[Excerpts from an interface dataset]
****

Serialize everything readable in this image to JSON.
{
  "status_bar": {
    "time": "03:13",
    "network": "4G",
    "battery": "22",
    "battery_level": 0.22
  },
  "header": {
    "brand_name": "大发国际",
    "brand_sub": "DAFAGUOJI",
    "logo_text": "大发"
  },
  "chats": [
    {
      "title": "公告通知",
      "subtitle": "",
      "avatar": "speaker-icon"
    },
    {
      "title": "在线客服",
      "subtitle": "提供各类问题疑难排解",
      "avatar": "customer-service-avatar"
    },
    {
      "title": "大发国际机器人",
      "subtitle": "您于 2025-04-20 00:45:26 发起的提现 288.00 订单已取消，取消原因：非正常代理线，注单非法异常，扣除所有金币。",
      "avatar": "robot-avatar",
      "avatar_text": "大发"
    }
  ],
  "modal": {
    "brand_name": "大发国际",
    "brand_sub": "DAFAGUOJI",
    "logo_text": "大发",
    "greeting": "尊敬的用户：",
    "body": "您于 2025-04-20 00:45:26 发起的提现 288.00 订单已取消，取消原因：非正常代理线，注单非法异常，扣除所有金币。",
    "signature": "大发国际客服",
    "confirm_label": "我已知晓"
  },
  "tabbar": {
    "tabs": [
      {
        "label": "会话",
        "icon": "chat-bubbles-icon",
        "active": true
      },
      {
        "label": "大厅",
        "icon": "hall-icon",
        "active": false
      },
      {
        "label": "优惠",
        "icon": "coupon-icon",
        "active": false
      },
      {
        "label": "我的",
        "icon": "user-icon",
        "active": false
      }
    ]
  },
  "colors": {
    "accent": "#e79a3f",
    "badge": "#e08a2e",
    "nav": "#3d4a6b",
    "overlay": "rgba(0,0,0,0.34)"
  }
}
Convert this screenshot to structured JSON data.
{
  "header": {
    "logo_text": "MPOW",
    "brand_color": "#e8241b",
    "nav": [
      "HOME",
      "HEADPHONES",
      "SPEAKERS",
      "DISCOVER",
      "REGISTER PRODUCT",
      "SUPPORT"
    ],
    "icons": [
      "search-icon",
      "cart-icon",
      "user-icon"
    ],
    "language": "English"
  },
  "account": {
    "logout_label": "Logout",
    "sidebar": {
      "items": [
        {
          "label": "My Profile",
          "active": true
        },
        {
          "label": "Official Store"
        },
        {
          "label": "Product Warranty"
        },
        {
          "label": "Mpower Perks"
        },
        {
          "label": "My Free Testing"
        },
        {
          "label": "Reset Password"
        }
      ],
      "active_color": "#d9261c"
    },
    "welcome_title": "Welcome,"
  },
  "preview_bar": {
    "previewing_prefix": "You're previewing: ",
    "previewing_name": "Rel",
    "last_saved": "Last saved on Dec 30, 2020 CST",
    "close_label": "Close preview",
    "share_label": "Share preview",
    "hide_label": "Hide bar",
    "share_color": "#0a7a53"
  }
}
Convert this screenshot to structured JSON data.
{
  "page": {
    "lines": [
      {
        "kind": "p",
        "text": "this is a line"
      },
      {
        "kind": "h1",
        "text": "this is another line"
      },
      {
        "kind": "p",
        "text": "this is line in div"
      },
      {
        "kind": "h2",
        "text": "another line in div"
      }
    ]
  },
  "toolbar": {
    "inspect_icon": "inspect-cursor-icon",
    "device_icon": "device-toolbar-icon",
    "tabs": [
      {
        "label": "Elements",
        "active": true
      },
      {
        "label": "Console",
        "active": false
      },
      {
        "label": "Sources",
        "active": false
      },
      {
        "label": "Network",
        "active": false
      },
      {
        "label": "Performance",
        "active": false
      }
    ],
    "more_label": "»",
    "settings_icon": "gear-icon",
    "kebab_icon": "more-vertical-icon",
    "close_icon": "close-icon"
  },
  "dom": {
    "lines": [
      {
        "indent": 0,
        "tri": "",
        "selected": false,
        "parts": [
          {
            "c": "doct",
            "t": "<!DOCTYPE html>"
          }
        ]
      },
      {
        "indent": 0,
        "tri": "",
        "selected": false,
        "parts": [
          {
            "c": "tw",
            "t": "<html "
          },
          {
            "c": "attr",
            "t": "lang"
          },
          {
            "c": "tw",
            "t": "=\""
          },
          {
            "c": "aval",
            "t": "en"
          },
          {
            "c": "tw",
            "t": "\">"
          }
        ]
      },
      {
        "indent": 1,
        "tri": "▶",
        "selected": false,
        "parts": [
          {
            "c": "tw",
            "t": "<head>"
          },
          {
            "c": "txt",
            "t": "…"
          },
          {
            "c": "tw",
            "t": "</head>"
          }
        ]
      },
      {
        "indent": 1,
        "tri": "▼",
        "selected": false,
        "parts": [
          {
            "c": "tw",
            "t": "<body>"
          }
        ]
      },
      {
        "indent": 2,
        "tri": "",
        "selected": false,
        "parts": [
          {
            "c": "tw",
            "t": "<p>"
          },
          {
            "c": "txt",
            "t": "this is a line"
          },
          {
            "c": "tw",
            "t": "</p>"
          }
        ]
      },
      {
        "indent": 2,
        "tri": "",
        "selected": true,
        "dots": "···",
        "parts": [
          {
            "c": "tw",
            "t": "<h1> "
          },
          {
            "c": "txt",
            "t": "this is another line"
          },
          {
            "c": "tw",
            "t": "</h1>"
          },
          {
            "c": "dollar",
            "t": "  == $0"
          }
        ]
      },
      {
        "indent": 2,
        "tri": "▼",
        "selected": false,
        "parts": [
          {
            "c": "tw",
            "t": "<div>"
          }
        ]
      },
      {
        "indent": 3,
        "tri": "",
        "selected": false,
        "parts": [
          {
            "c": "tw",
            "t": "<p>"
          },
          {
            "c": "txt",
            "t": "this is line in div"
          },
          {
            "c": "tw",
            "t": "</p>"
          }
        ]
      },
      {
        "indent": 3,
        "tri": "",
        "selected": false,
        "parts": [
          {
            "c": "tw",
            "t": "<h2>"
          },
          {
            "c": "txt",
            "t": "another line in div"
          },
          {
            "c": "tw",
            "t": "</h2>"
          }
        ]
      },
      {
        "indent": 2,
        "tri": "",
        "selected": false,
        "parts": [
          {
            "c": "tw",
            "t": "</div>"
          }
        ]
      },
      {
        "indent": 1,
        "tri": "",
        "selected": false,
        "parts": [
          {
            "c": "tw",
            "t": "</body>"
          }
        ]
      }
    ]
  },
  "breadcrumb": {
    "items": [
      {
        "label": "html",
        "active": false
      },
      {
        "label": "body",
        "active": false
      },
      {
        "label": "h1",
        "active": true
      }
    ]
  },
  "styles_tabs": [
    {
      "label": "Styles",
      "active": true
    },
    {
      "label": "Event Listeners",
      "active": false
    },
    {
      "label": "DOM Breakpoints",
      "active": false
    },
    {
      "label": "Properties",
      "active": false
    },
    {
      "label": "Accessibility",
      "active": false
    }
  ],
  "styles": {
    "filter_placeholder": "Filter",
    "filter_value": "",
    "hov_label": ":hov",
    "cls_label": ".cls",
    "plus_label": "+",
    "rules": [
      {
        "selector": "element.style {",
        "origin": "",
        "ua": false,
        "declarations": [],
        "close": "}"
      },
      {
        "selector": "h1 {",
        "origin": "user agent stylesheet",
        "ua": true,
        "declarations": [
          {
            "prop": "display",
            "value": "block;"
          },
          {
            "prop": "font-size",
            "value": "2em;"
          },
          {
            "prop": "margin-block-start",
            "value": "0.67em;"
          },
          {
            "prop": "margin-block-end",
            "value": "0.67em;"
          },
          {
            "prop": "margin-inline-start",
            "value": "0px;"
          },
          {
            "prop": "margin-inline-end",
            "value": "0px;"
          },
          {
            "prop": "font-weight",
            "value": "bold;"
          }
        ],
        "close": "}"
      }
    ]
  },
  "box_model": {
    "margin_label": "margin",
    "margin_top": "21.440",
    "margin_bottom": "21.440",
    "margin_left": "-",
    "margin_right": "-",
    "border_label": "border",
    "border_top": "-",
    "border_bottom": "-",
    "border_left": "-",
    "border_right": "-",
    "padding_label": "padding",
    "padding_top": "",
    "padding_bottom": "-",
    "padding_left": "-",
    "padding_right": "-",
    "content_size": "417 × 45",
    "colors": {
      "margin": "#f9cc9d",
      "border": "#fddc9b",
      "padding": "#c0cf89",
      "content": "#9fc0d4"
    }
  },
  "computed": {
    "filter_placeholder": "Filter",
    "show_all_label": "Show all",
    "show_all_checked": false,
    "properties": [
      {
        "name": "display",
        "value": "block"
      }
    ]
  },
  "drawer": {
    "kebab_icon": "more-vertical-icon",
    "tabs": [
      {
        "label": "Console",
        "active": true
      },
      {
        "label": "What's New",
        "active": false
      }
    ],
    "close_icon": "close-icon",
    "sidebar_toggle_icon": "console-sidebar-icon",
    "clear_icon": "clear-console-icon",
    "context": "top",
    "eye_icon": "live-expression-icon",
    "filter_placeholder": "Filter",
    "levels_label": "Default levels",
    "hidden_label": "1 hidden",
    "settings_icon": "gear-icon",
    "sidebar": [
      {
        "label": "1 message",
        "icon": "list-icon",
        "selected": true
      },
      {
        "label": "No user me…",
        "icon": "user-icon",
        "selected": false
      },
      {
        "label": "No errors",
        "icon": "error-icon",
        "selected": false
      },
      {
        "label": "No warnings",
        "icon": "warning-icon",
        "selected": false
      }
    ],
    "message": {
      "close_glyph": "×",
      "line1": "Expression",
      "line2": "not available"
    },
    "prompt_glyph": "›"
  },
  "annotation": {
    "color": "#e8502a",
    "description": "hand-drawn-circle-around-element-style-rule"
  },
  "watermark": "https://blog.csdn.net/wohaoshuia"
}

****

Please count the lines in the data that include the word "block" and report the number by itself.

4